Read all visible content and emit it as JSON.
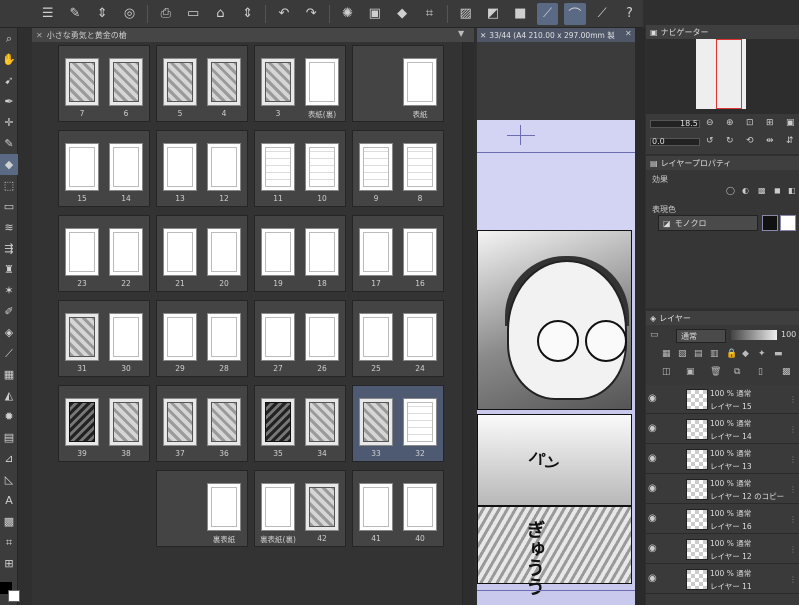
{
  "toolbar": {
    "icons": [
      "menu-icon",
      "new-icon",
      "stepper-icon",
      "save-icon",
      "export-icon",
      "open-icon",
      "print-icon",
      "stepper-icon",
      "undo-icon",
      "redo-icon",
      "loading-icon",
      "clear-icon",
      "fill-icon",
      "transform-icon",
      "ruler-icon",
      "layer-fill-icon",
      "snap-icon",
      "pen-snap-icon",
      "curve-icon",
      "vector-icon",
      "help-icon"
    ]
  },
  "page_manager": {
    "tab_title": "小さな勇気と黄金の槍",
    "rows": [
      [
        {
          "l": "7",
          "r": "6",
          "la": "art",
          "ra": "art"
        },
        {
          "l": "5",
          "r": "4",
          "la": "art",
          "ra": "art"
        },
        {
          "l": "3",
          "r": "表紙(裏)",
          "la": "art",
          "ra": "blank"
        },
        {
          "l": "",
          "r": "表紙",
          "la": "none",
          "ra": "blank"
        }
      ],
      [
        {
          "l": "15",
          "r": "14",
          "la": "blank",
          "ra": "blank"
        },
        {
          "l": "13",
          "r": "12",
          "la": "blank",
          "ra": "blank"
        },
        {
          "l": "11",
          "r": "10",
          "la": "sketch",
          "ra": "sketch"
        },
        {
          "l": "9",
          "r": "8",
          "la": "sketch",
          "ra": "sketch"
        }
      ],
      [
        {
          "l": "23",
          "r": "22",
          "la": "blank",
          "ra": "blank"
        },
        {
          "l": "21",
          "r": "20",
          "la": "blank",
          "ra": "blank"
        },
        {
          "l": "19",
          "r": "18",
          "la": "blank",
          "ra": "blank"
        },
        {
          "l": "17",
          "r": "16",
          "la": "blank",
          "ra": "blank"
        }
      ],
      [
        {
          "l": "31",
          "r": "30",
          "la": "art",
          "ra": "blank"
        },
        {
          "l": "29",
          "r": "28",
          "la": "blank",
          "ra": "blank"
        },
        {
          "l": "27",
          "r": "26",
          "la": "blank",
          "ra": "blank"
        },
        {
          "l": "25",
          "r": "24",
          "la": "blank",
          "ra": "blank"
        }
      ],
      [
        {
          "l": "39",
          "r": "38",
          "la": "dark",
          "ra": "art"
        },
        {
          "l": "37",
          "r": "36",
          "la": "art",
          "ra": "art"
        },
        {
          "l": "35",
          "r": "34",
          "la": "dark",
          "ra": "art"
        },
        {
          "l": "33",
          "r": "32",
          "la": "art",
          "ra": "sketch",
          "sel": true
        }
      ],
      [
        null,
        {
          "l": "",
          "r": "裏表紙",
          "la": "none",
          "ra": "blank"
        },
        {
          "l": "裏表紙(裏)",
          "r": "42",
          "la": "blank",
          "ra": "art"
        },
        {
          "l": "41",
          "r": "40",
          "la": "blank",
          "ra": "blank"
        }
      ]
    ]
  },
  "canvas": {
    "tab_title": "33/44 (A4 210.00 x 297.00mm 製",
    "sfx1": "パン",
    "sfx2": "ぎゅうう"
  },
  "navigator": {
    "tab": "ナビゲーター",
    "zoom": "18.5",
    "rotation": "0.0"
  },
  "layer_property": {
    "tab": "レイヤープロパティ",
    "effect_label": "効果",
    "expression_label": "表現色",
    "expression_value": "モノクロ"
  },
  "layers": {
    "tab": "レイヤー",
    "blend_mode": "通常",
    "opacity": "100",
    "items": [
      {
        "top": "100 % 通常",
        "name": "レイヤー 15"
      },
      {
        "top": "100 % 通常",
        "name": "レイヤー 14"
      },
      {
        "top": "100 % 通常",
        "name": "レイヤー 13"
      },
      {
        "top": "100 % 通常",
        "name": "レイヤー 12 のコピー"
      },
      {
        "top": "100 % 通常",
        "name": "レイヤー 16"
      },
      {
        "top": "100 % 通常",
        "name": "レイヤー 12"
      },
      {
        "top": "100 % 通常",
        "name": "レイヤー 11"
      }
    ]
  },
  "colors": {
    "accent": "#5a6a85",
    "canvas_margin": "#c9c9ee",
    "panel_bg": "#333333"
  }
}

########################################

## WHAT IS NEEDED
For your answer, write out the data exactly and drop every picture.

## RESPONSE AREA
Read all visible content and emit it as JSON.
{
  "toolbar": {
    "icons": [
      "menu-icon",
      "new-icon",
      "stepper-icon",
      "save-icon",
      "export-icon",
      "open-icon",
      "print-icon",
      "stepper-icon",
      "undo-icon",
      "redo-icon",
      "loading-icon",
      "clear-icon",
      "fill-icon",
      "transform-icon",
      "ruler-icon",
      "layer-fill-icon",
      "snap-icon",
      "pen-snap-icon",
      "curve-icon",
      "vector-icon",
      "help-icon"
    ]
  },
  "page_manager": {
    "tab_title": "小さな勇気と黄金の槍",
    "rows": [
      [
        {
          "l": "7",
          "r": "6",
          "la": "art",
          "ra": "art"
        },
        {
          "l": "5",
          "r": "4",
          "la": "art",
          "ra": "art"
        },
        {
          "l": "3",
          "r": "表紙(裏)",
          "la": "art",
          "ra": "blank"
        },
        {
          "l": "",
          "r": "表紙",
          "la": "none",
          "ra": "blank"
        }
      ],
      [
        {
          "l": "15",
          "r": "14",
          "la": "blank",
          "ra": "blank"
        },
        {
          "l": "13",
          "r": "12",
          "la": "blank",
          "ra": "blank"
        },
        {
          "l": "11",
          "r": "10",
          "la": "sketch",
          "ra": "sketch"
        },
        {
          "l": "9",
          "r": "8",
          "la": "sketch",
          "ra": "sketch"
        }
      ],
      [
        {
          "l": "23",
          "r": "22",
          "la": "blank",
          "ra": "blank"
        },
        {
          "l": "21",
          "r": "20",
          "la": "blank",
          "ra": "blank"
        },
        {
          "l": "19",
          "r": "18",
          "la": "blank",
          "ra": "blank"
        },
        {
          "l": "17",
          "r": "16",
          "la": "blank",
          "ra": "blank"
        }
      ],
      [
        {
          "l": "31",
          "r": "30",
          "la": "art",
          "ra": "blank"
        },
        {
          "l": "29",
          "r": "28",
          "la": "blank",
          "ra": "blank"
        },
        {
          "l": "27",
          "r": "26",
          "la": "blank",
          "ra": "blank"
        },
        {
          "l": "25",
          "r": "24",
          "la": "blank",
          "ra": "blank"
        }
      ],
      [
        {
          "l": "39",
          "r": "38",
          "la": "dark",
          "ra": "art"
        },
        {
          "l": "37",
          "r": "36",
          "la": "art",
          "ra": "art"
        },
        {
          "l": "35",
          "r": "34",
          "la": "dark",
          "ra": "art"
        },
        {
          "l": "33",
          "r": "32",
          "la": "art",
          "ra": "sketch",
          "sel": true
        }
      ],
      [
        null,
        {
          "l": "",
          "r": "裏表紙",
          "la": "none",
          "ra": "blank"
        },
        {
          "l": "裏表紙(裏)",
          "r": "42",
          "la": "blank",
          "ra": "art"
        },
        {
          "l": "41",
          "r": "40",
          "la": "blank",
          "ra": "blank"
        }
      ]
    ]
  },
  "canvas": {
    "tab_title": "33/44 (A4 210.00 x 297.00mm 製",
    "sfx1": "パン",
    "sfx2": "ぎゅうう"
  },
  "navigator": {
    "tab": "ナビゲーター",
    "zoom": "18.5",
    "rotation": "0.0"
  },
  "layer_property": {
    "tab": "レイヤープロパティ",
    "effect_label": "効果",
    "expression_label": "表現色",
    "expression_value": "モノクロ"
  },
  "layers": {
    "tab": "レイヤー",
    "blend_mode": "通常",
    "opacity": "100",
    "items": [
      {
        "top": "100 % 通常",
        "name": "レイヤー 15"
      },
      {
        "top": "100 % 通常",
        "name": "レイヤー 14"
      },
      {
        "top": "100 % 通常",
        "name": "レイヤー 13"
      },
      {
        "top": "100 % 通常",
        "name": "レイヤー 12 のコピー"
      },
      {
        "top": "100 % 通常",
        "name": "レイヤー 16"
      },
      {
        "top": "100 % 通常",
        "name": "レイヤー 12"
      },
      {
        "top": "100 % 通常",
        "name": "レイヤー 11"
      }
    ]
  },
  "colors": {
    "accent": "#5a6a85",
    "canvas_margin": "#c9c9ee",
    "panel_bg": "#333333"
  }
}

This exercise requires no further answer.